During World War I he joined the British Army; while in the service he got his first taste of conducting by leading an all-volunteer orchestra. After his service ended in 1919, he returned to the Queen's Hall Orchestra. He also resumed performances as a cello soloist, appearing with the Bournemouth Municipal Orchestra. He joined and toured with the International String Quartet beginning in 1923. Soon after, he organized and conducted a chamber orchestra in Chelsea.
The British National Opera Company engaged him to conduct on tour. On December 12, 1927, he attracted attention by successfully substituting as conductor of the London Symphony Orchestra when Sir Thomas Beecham was indisposed; during the 1928 season he began to conducting opera regularly in London at both Sadler's Wells and Covent Garden.
In 1933 he was appointed permanent conductor of the Scottish Orchestra, remaining in that position for three seasons. At the same time he was the conductor of the Leeds Symphony Orchestra, and guest-conducted several orchestras at home and abroad. During the 1936-1937 season he accepted a ten-week position as guest conductor of the New York Philharmonic. This led to an invitation to assume the principal conductorship of that orchestra, in which capacity he succeeded Arturo Toscanini. Barbirolli remained with the Philharmonic through 1942. During his tenure in New York, he gave the world premieres of the Violin Concerto and the Sinfonia da Requiem of Benjamin Britten, then resident in New York. While in the United States, Barbirolli also appeared with various American and Canadian orchestras.
Barbirolli was never a favorite of the New York critics during his time with the Philharmonic, and many audience members wanted something more flamboyant than his objective approach. And his relationship with the members of the orchestra wasn't always harmonious; but he had the support of Arthur Judson, the orchestra's manager, who especially appreciated the fact that the conductor tended to work well with guest soloists, whose performances were a major source of prestige for the orchestra. He was reportedly offered a new contract at the end of his fifth year, but to accept would have required him to take American citizenship, something he was unwilling to do with England locked in the midst of a battle for survival. He returned to England in 1943 and began his long tenure as conductor of the Hallé Orchestra in Manchester, which he ultimately transformed into a world class ensemble rivaling the London Symphony Orchestra and the London Philharmonic, as well as such postwar ensembles as the Royal Philharmonic and the Philharmonia; in 1958 he reduced the number of yearly concerts he performed with them when he took the title "Conductor-in-Chief," and in 1968 he retired from the Hallé with the title "Conductor Laureate for Life ."

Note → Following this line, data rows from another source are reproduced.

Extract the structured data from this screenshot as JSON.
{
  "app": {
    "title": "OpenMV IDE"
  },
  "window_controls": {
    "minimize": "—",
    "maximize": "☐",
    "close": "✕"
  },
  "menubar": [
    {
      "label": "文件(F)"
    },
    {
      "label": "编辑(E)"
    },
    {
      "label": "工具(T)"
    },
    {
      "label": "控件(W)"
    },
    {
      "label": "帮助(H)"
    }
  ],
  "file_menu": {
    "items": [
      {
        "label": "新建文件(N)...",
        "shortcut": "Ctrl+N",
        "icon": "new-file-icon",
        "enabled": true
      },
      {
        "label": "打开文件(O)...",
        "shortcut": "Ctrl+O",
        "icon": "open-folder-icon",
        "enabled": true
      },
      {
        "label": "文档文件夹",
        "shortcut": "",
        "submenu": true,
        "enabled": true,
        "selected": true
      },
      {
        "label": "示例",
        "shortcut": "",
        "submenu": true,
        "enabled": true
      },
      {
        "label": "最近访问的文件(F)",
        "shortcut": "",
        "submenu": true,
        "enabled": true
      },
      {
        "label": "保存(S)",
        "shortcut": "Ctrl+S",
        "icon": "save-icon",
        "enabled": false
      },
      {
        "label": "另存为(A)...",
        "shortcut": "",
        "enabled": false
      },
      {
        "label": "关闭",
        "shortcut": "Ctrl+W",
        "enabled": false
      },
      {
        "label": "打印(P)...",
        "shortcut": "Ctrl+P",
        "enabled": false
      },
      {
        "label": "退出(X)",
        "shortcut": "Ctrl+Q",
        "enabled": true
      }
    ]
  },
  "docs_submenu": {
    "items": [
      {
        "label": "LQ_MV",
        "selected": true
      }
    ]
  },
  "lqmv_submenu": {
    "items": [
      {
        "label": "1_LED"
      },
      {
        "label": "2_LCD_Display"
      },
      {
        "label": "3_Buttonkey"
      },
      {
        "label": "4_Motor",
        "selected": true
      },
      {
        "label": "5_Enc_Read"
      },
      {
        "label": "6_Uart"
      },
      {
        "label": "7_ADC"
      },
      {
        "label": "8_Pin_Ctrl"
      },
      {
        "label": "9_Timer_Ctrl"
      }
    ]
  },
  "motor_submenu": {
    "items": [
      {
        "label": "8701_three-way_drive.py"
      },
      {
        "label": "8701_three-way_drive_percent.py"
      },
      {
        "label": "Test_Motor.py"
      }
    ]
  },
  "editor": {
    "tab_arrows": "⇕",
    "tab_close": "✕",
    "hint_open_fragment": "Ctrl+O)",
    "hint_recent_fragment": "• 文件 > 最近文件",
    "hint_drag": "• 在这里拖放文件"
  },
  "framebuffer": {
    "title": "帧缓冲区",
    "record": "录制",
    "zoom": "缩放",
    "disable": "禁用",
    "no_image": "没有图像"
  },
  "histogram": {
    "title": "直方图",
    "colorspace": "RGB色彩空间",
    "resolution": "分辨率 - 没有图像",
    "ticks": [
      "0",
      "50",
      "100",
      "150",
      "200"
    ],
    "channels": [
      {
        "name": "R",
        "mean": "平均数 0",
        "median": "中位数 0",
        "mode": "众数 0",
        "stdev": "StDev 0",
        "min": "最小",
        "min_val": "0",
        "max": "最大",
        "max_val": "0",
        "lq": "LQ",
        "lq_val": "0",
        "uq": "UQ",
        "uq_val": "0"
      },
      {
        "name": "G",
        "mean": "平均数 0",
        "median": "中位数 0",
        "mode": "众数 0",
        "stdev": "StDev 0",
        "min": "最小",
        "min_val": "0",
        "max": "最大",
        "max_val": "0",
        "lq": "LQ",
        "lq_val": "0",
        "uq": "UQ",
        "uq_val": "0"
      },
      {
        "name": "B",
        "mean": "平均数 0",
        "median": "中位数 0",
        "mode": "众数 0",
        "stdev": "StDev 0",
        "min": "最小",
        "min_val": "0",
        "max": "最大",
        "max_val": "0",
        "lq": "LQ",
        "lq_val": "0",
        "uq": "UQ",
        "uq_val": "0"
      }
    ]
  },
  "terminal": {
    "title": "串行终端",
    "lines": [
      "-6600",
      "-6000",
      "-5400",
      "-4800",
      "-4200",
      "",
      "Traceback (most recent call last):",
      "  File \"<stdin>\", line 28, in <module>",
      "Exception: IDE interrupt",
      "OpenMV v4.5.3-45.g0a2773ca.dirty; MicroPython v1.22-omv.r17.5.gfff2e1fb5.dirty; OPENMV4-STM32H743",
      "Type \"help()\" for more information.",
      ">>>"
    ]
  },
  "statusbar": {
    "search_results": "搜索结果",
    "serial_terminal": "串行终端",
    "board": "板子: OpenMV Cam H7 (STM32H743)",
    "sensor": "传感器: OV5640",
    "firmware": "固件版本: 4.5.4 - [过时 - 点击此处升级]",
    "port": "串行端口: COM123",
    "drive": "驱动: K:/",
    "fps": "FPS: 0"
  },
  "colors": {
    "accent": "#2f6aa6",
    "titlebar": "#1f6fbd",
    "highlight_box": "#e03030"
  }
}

Meanwhile, he had returned to America; recruited by the Houston Symphony Orchestra's indefatigable patroness Ima Hogg to succeed Leopold Stokowski, he became their conductor from 1961-1967. The 1960s were also marked by many guest and touring appearances with the Philharmonia Orchestra, the BBC Symphony Orchestra, and the Hallé. He was knighted in 1949 and was made a Companion of Honour in 1969.
His repertoire centered on the late Romantic era, and on British composers Elgar, Vaughan Williams, and Delius; he led the first performances of Vaughan Williams' Symphony No. 7 and Symphony No. 8 ;the composer also bestowed the nickname "Glorious John" upon the conductor. Aside from the music of Britten, he showed little interest in music of modern tendencies; late in his career, though, he developed a particular affinity for Gustav Mahler. Barbirolli left a notable recorded legacy that extends well into the stereo LP era.